Katherine Moline Crystalline 2008 (detail), neoprene, 170 x 350 cm. Courtesy the artist and Yuill / Crowley.

Neoprene is a versatile synthetic rubber designed to act flexibly, durably, and to resist breakdown. Commonly employed for industrial applications including building insulation, neoprene, being form-fitting and resilient, is also widely used to make wetsuits, fly fishing waders, mouse pads and iPod covers. Not usually associated with art, neoprene has expanded beyond its conventional functions in Katherine Moline's solo exhibition; six, black angular sculptural forms of sharp edges and smooth, shiny surfaces bridge the nexus between fine art and design.

Moline, a contemporary artist, graphic designer and design lecturer, is best known for her exploration into high Modernism and Minimalism through monochrome and geometric abstract paintings as well as sculptures reminiscent of Lygia Clark's 1950s Neo-Constructivist forms. However, Moline's new work moves forward into interrogating the realm of post-Minimalism. Here, we see the blending of sculptural models of the geometric with expressive, organic sensibilities, creating anthropomorphic-like objects.

In Moline's quest for the perfect abstract condition of an everyday material, she has hand-stapled hundreds of triangular-shaped neoprene pieces into springy forms resembling convex and concave bra cups, which are then joined together side by side, or overlapped on top of each other resulting in large, curvaceous, blanket-like relief sculptures. This redesign or new approach to an industrial object becomes an icon now contemplated in a different manner. The motif of triangular diamond-shaped mountains or valleys evokes experiences of fragmentation and continuation; seriality is mingled with a disruption of perception.

Moline's aesthetic trajectory brings to mind the organic and bodily sculptures of Eva Hesse, the floating felt forms of Robert Morris, German architecture of the 1910s, the shaped canvases of Frank Stella, the all-black paintings of Ad Reinhardt and the clean Japanese design of Rei Kawakubo. Despite these historical references and being located within a long lineage, Moline's practice is by no means derivative, but entirely refreshing. It is her skilled design-based background that brings new meaning to this dialogue through her use of neoprene and exploration of its materiality. In 2008, Moline reinterprets the paradigms of Minimalism, serial production, repetition, reduction of subjectivity, and the use of industrial methods and materials of production, with an expressive, organic language based on the material, which now takes on phantasmic and anthropomorphic qualities, thus eliciting a strong psychological and phenomenological response from the viewer.

Existing in a space between outsourced production and handcrafted, labour-intensive processes, Moline's practice conflates the vocabulary of industrial mass production and the unique, humanised object. Furthermore, her work is invested in exploring the concept of uselessness in art, and here, neoprene is made functionless on one level -– you could not comfortably wear the bra-shaped cups -– however, you can experience these fully realised forms as art.

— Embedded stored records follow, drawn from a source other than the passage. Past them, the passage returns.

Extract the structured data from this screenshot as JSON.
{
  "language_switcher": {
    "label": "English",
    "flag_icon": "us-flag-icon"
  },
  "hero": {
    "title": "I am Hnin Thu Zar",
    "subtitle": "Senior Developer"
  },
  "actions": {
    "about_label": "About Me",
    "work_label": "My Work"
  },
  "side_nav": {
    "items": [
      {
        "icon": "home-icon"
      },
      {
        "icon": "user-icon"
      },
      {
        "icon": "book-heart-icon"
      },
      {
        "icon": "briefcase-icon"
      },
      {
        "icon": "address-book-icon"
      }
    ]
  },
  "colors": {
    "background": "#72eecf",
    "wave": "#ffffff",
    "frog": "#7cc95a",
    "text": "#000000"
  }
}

The smooth surfaced, pointy-edged forms appear to float weightless on the walls, hung seamlessly, some with framing supports in the shape of the Seagram Building, others without. The standout piece in the exhibition was Cascade Room (Pattern of Sensation) 2008. Here a 3 by 3 metre square-shaped 'blanket' of bra-cups has been elegantly draped over the end of a three quarter high gallery wall that protrudes into the space. The black blanket hangs; undulating forms flow upwards and downwards as the eye travels back and forth over the piece, searching for a resting point. It is sensual post-Minimalism; voluminous, repetitive, corporeal, tactile and full of detail. Humour and whimsy are also at play, in works such as How Art Made the World 2008 and Fashion v. Style (Losing the Ability to Say No) 2008 – Moline's comments on art, life and culture in quirky shapes akin to a duck, a manta ray with chicken legs, a seahorse and a centipede which emerge from the gallery walls and entice, begging the viewer to touch, tickle and play. This is elegant and whimsical fetishism at its best.

These bulbous, beautiful yet tough, forms are minimally installed in the gallery, appearing to have been perfectly conceived of in terms of the space. The sculptures appear to twist, turn, push and pull against the surrounding space, creating foreshortening visual effects; the illusion of their spatial depth and form is challenged. The industrial gallery is transformed into a realm of Zen-like formalist meditation and cool aestheticism. Surprisingly, Moline's dynamic use of this seemingly banal material makes the viewer stop, engage and reflect; the body of work is sophisticated, fresh and arguably one of the most stunning exhibitions in Sydney this year.